Skala-Podilska Jewish Cemetery

Cemetery Information

Site address
The cemetery is located opposite the crossroads of Zapotichchya and Persha Vysoka streets.
GPS coordinates
48.84974, 26.19783
Perimeter length
231 metres
Is the cemetery demolished
Type and height of existing fence
The cemetery is surrounded by a concrete fence of two metres height.
Preservation condition
Fenced and protected Jewish cemetery
General site condition
The cemetery is well-maintained. The fence is in good condition. About 30 gravestones were brought back and stored next to the entrance to the cemetery site.
Number of existing gravestones
Date of oldest tombstone
1581 (oldest according to Yizkor), 1840 (oldest found by ESJF expedition)
Date of newest tombstone
1936 (latest found by ESJF expedition)
Urgency of erecting a fence
Fence is not needed
Land ownership
Property of local community
Preserved construction on site
Drone surveys

Historical overview

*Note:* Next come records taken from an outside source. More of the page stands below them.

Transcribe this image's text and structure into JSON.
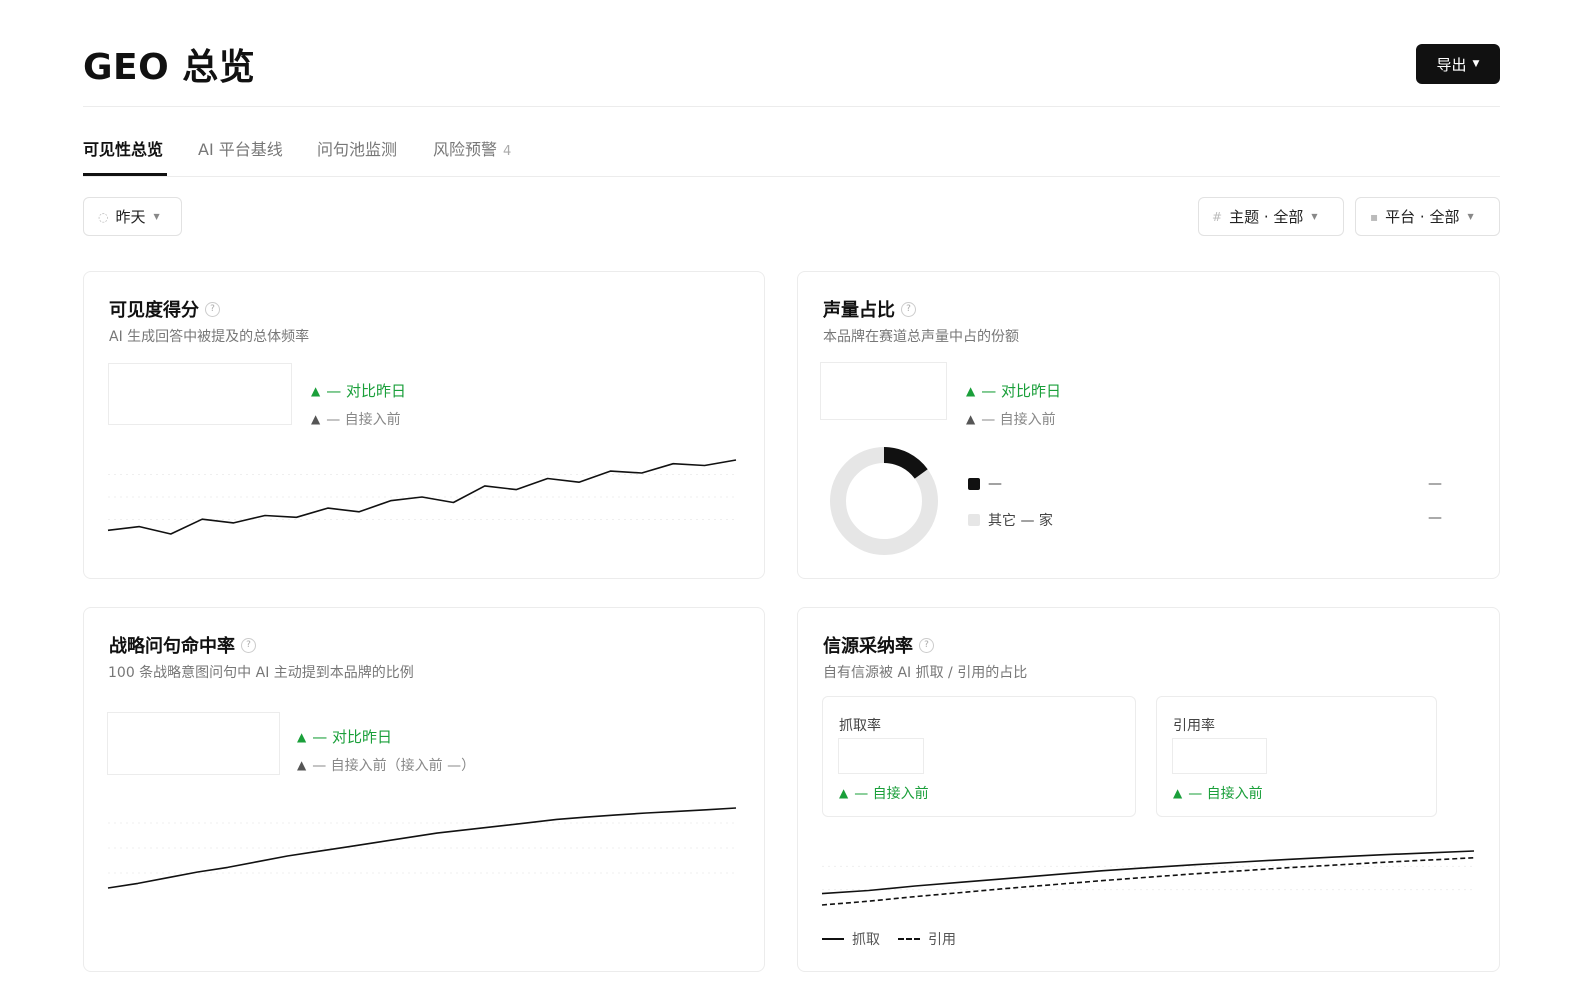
{
  "header": {
    "title": "GEO 总览",
    "export_label": "导出"
  },
  "tabs": [
    {
      "label": "可见性总览",
      "active": true
    },
    {
      "label": "AI 平台基线"
    },
    {
      "label": "问句池监测"
    },
    {
      "label": "风险预警",
      "count": "4"
    }
  ],
  "filters": {
    "date": "昨天",
    "topic": "主题 · 全部",
    "platform": "平台 · 全部"
  },
  "cards": {
    "visibility": {
      "title": "可见度得分",
      "subtitle": "AI 生成回答中被提及的总体频率",
      "delta_day": "— 对比昨日",
      "delta_base": "— 自接入前"
    },
    "voice": {
      "title": "声量占比",
      "subtitle": "本品牌在赛道总声量中占的份额",
      "delta_day": "— 对比昨日",
      "delta_base": "— 自接入前",
      "legend": [
        {
          "label": "—",
          "value": "—",
          "color": "#111111"
        },
        {
          "label": "其它 — 家",
          "value": "—",
          "color": "#e6e6e6"
        }
      ],
      "donut_share": 0.15
    },
    "strategic": {
      "title": "战略问句命中率",
      "subtitle": "100 条战略意图问句中 AI 主动提到本品牌的比例",
      "delta_day": "— 对比昨日",
      "delta_base": "— 自接入前（接入前 —）"
    },
    "source": {
      "title": "信源采纳率",
      "subtitle": "自有信源被 AI 抓取 / 引用的占比",
      "fetch": {
        "label": "抓取率",
        "delta": "— 自接入前"
      },
      "cite": {
        "label": "引用率",
        "delta": "— 自接入前"
      },
      "legend_fetch": "抓取",
      "legend_cite": "引用"
    }
  },
  "chart_data": [
    {
      "type": "line",
      "series": [
        {
          "values": [
            12,
            13,
            11,
            15,
            14,
            16,
            15.5,
            18,
            17,
            20,
            21,
            19.5,
            24,
            23,
            26,
            25,
            28,
            27.5,
            30,
            29.5,
            31
          ]
        }
      ]
    },
    {
      "type": "pie",
      "series": [
        {
          "values": [
            15,
            85
          ]
        }
      ]
    },
    {
      "type": "line",
      "series": [
        {
          "values": [
            10,
            12,
            14.5,
            17,
            19,
            21.5,
            24,
            26,
            28,
            30,
            32,
            34,
            35.5,
            37,
            38.5,
            40,
            41,
            42,
            42.8,
            43.5,
            44.2,
            45
          ]
        }
      ]
    },
    {
      "type": "line",
      "series": [
        {
          "values": [
            10,
            10.8,
            12,
            13,
            14,
            15,
            16,
            16.8,
            17.6,
            18.3,
            19,
            19.6,
            20.2,
            20.7,
            21.2
          ]
        },
        {
          "values": [
            7,
            8,
            9.2,
            10.3,
            11.4,
            12.4,
            13.4,
            14.3,
            15.2,
            16,
            16.8,
            17.5,
            18.2,
            18.8,
            19.4
          ]
        }
      ]
    }
  ]
}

The exact period of the cemetery’s establishment is unknown. The cemetery was mentioned and marked on a map in Yizkor book “Sefer Skalah” issued in 1978. According to a memorial tablet on the entrance to the cemetery and Yizkor book, it already existed in the 1580s. The cemetery was fenced in 1997.

Jews settled in Skala-Podils’ka in 1570. In the 18th century, the Jewish population was engaged in tenancy, trade and crafts. The first synagogue was built in the late 18th century. The Hasidic courts of Vizhnitz, Chortkiv, Ottynia, Strusiw and other trends were present in Skala-Podils’ka. Ten Hasidic prayer houses operated in the town. The Jewish population reached a peak of 3,449 (56% of the total population) by 1880. In the late 19th century, an association named “Dorshey Madda” (Pursuers of Knowledge) was opened. By the same time, the Zionist organizations were active in the town. In 1908, a Saffa Berura Hebrew school and a library were founded. In a 1911 fire, the old synagogue was burned. During WWI, many Jews were expelled by the Russian army. In the war period, the Jewish community suffered attacks of the Petlyura troops, the Bolsheviks, and the Polish army. In the 1930s, antisemitism was widespreaded. The Jewish population dropped to 1,460 in 1931. By the same year, Hevra Kadisha founded a home for the aged. During the Hungarian and German occupation, the local Jews were deported to the Janowska transit camp, Belzec death camp and Borschiv ghetto. Around 150 Jews of Skala-Podils’ka survived.

3D model